Wednesday, Dec. 8, 2010
By John Mullin
Very good quarterbacks are not a new experience for the Bears in 2010. When they faced the Philadelphia Eagles, they were going against the NFL's No. 1 passer in Michael Vick, now No. 2. They have seen Aaron Rodgers, now No. 4.
This is different. Tom Brady is different.
Brady is now the NFL's No. 1-rated passer (109.5). But Brady is also arguably the NFL's No. 1 quarterback as well.
Vick is having the finest year of his NFL career. Brady does this sort of thing every year. Five of Brady's last seven seasons have been better, passing, than Jay Cutler's best-ever year prior to 2010. And Brady has come up in Halas Hall conversation long before New England became next-up on the Bears' schedule.
"We've talked about it many times this year," Cutler said. That's the mark of a good team or good player is being consistent. He's been very, very, very consistent throughout his career. So he's fun to watch. We watched the Monday night game when Brady destroyed the New York Jets. Just seeing how much in command he is of that offense, you can tell that everything is going to go through him.
Everything except opponents, that is.

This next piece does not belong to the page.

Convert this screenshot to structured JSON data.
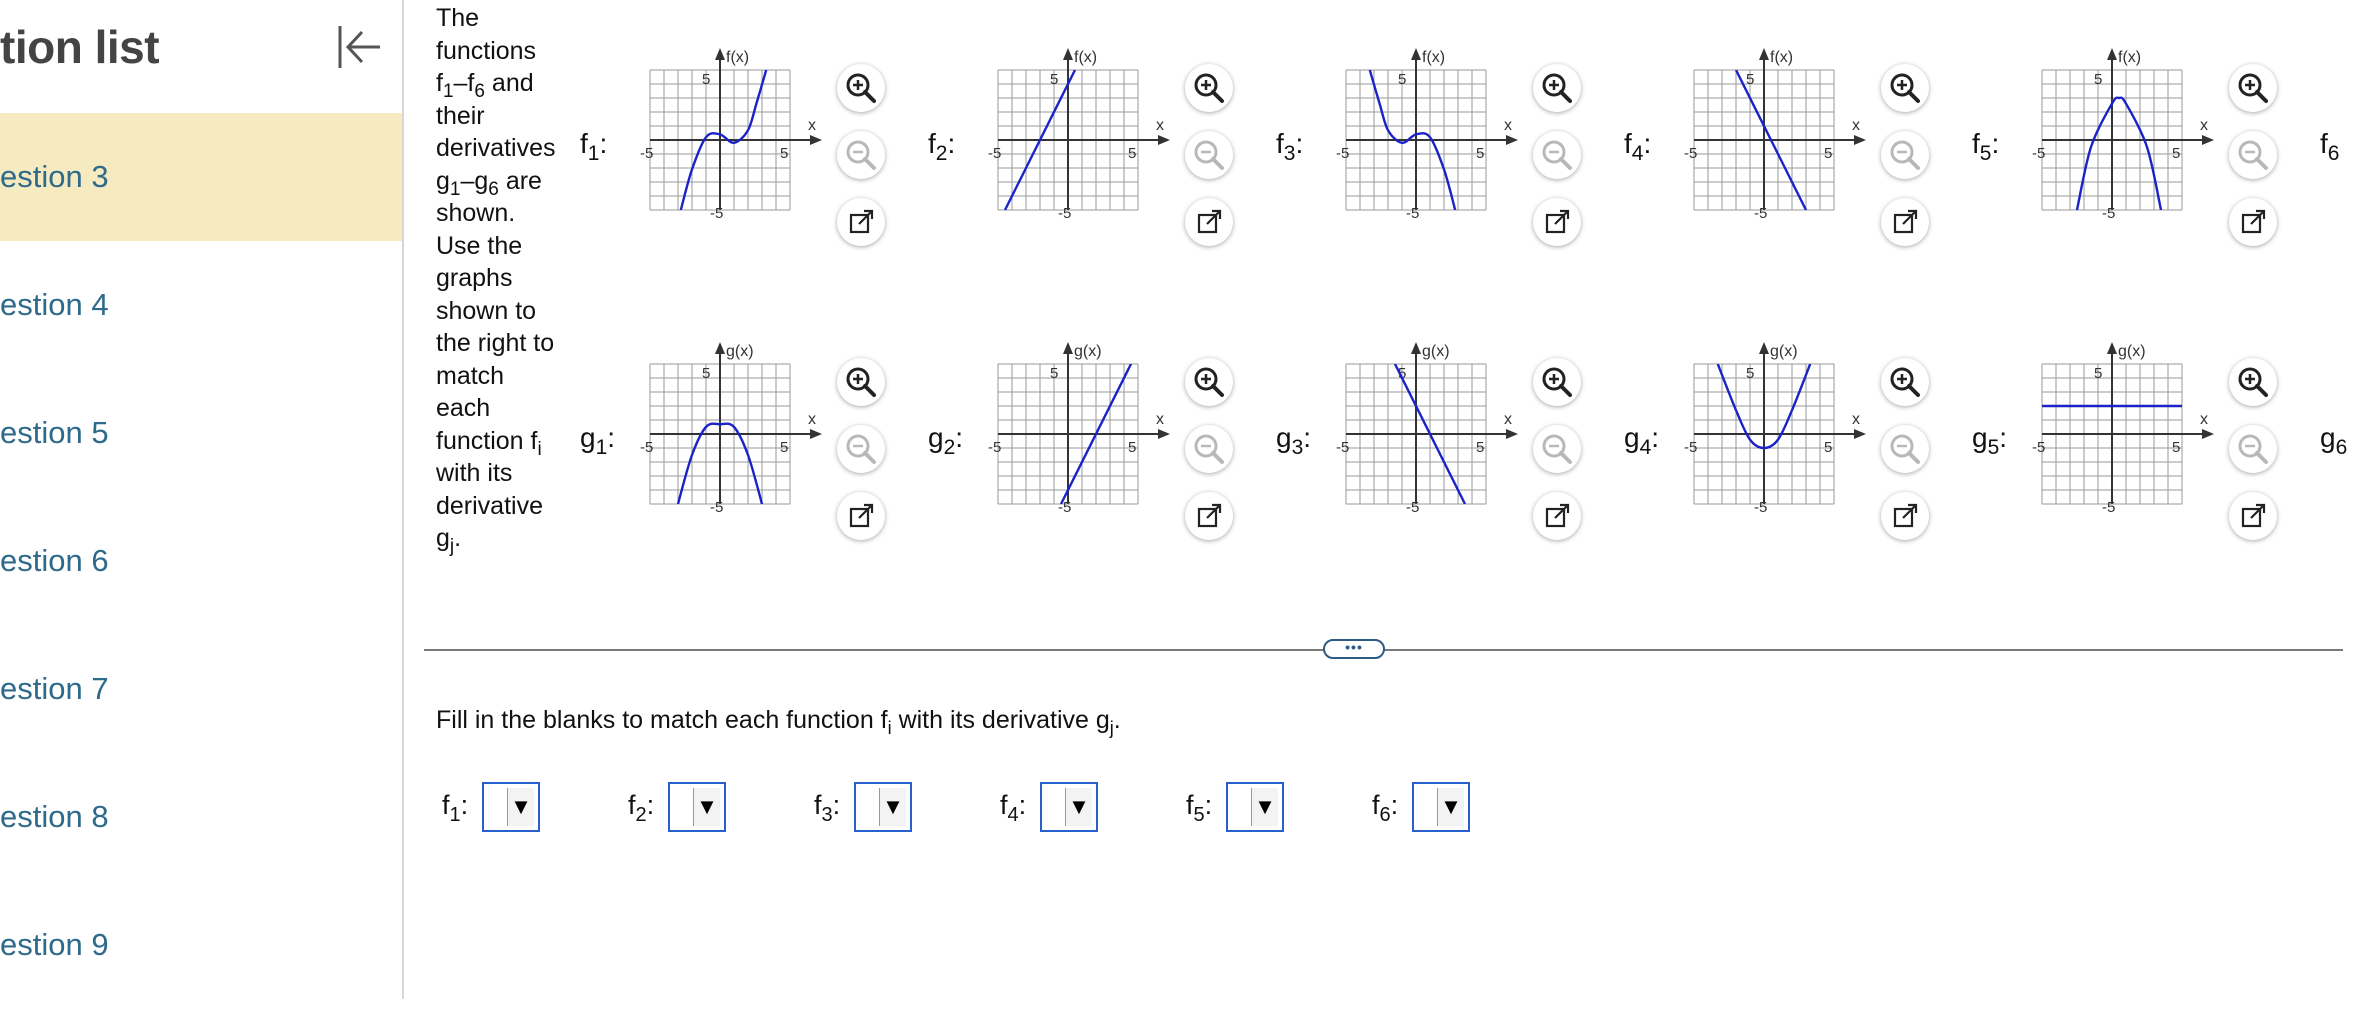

Maybe it's the focus. Brady was just named AFC offensive player of the week for the second time this season and was asked about how he felt this season was going for him. It was as if the question simply didn't even register.
"I think the Chicago Bears are a good team, and we got to play well this week," Brady said, not even attempting to transition from question to answer. "I'm excited for the challenge. It's a short week for us. I think we've really got to prepare well. We're quite a few days behind the Bears after playing Monday night. That's individual statistics really the last thing on my mind."
He is, to be very sure, not the last thing on the Bears' minds.
Cutler rarely exhibits excessive emotion off the field and Wednesday was no exception.
In perhaps and indication that Cutler was not as inclined as some to write off Ndamukong Suh's forearm to the back of Cutler's head in last Sunday's Detroit game, he made exactly zero attempt to excuse the Detroit defensive tackle's actions as just part of the game. So when the NFL hit Suh with a 15,000 fine Wednesday, "I'm not surprised by that," was all Cutler had to say.
And out in Denver, the Broncos reversed course and fired head coach Josh McDaniels after a recent declaration by ownership that McDaniels would be in place this year and next. Daniels was the one at the heart of the issues that saw Cutler traded to the Bears but Cutler had no even superficial concern for McDaniels.
"You know," Cutler said, "none of my concern. I'm worried about the Patriots."
He apparently is not worried about the Bears' quarterback, and hasn't been. Listing reasons for the recent 5-0 turnaround from a 4-3 point, "the offensive line is playing well," Cutler began. "The receivers are on top of it. I think everyone's a lot more comfortable with the system. Mike Martz has done a good job of dialing stuff up for us. So there's a lot of things that go into it."
Linebackers Nick Roach (hip) and Pisa Tinoisamoa (knee) did not practice Wednesday and running back Chester Taylor (knee) was also held out of practice. Tinoisamoa had arthroscopic surgery on his right knee two weeks ago and is not being ruled out of the New England game.
"Ideally we would like for Pisa to practice but we know a little bit about what he can do," Lovie Smith said. "If he can practice by Friday a little bit, or if he gets up Sunday and says, 'I can go,' we'll look at our options and go from there."
Quarterback Brady (shoulderfoot) and nose tackle Myron Pryor (back) were limited in practice for the Patriots. Cornerback Jonathan Wilhite (hip) and defensive lineman Mike Wright (concussion) did not practice.
The Bears signed offensive lineman Herman Johnson off the Arizona Cardinals practice squad and onto the active roster, replacing defensive end Barry Turner who was waived. The Bears also added linebacker Marcus Buggs to the practice squad along with wide receiver Jeff Moturi.
To make room the Bears terminated the practice-squad contracts of tackle James Marten, wide receiver Freddie Barnes and defensive end Ervin Baldwin, who was re-signed to the practice squad late Wednesday.
Johnson was a fifth-round pick by the Cardinals in the 2009 draft, coming out of LSU at 6-7, 364 pounds. He was an All-SEC first teamer at guard but projects as a right tackle, where JMarcus Webb has won the starting job but has continued to have difficulties in pass protection.
John "Moon" Mullin is CSNChicago.com's Bears Insider, and appears regularly on Bears Postgame Live and Chicago Tribune Live. Follow Moon on Twitter for up-to-the-minute Bears information.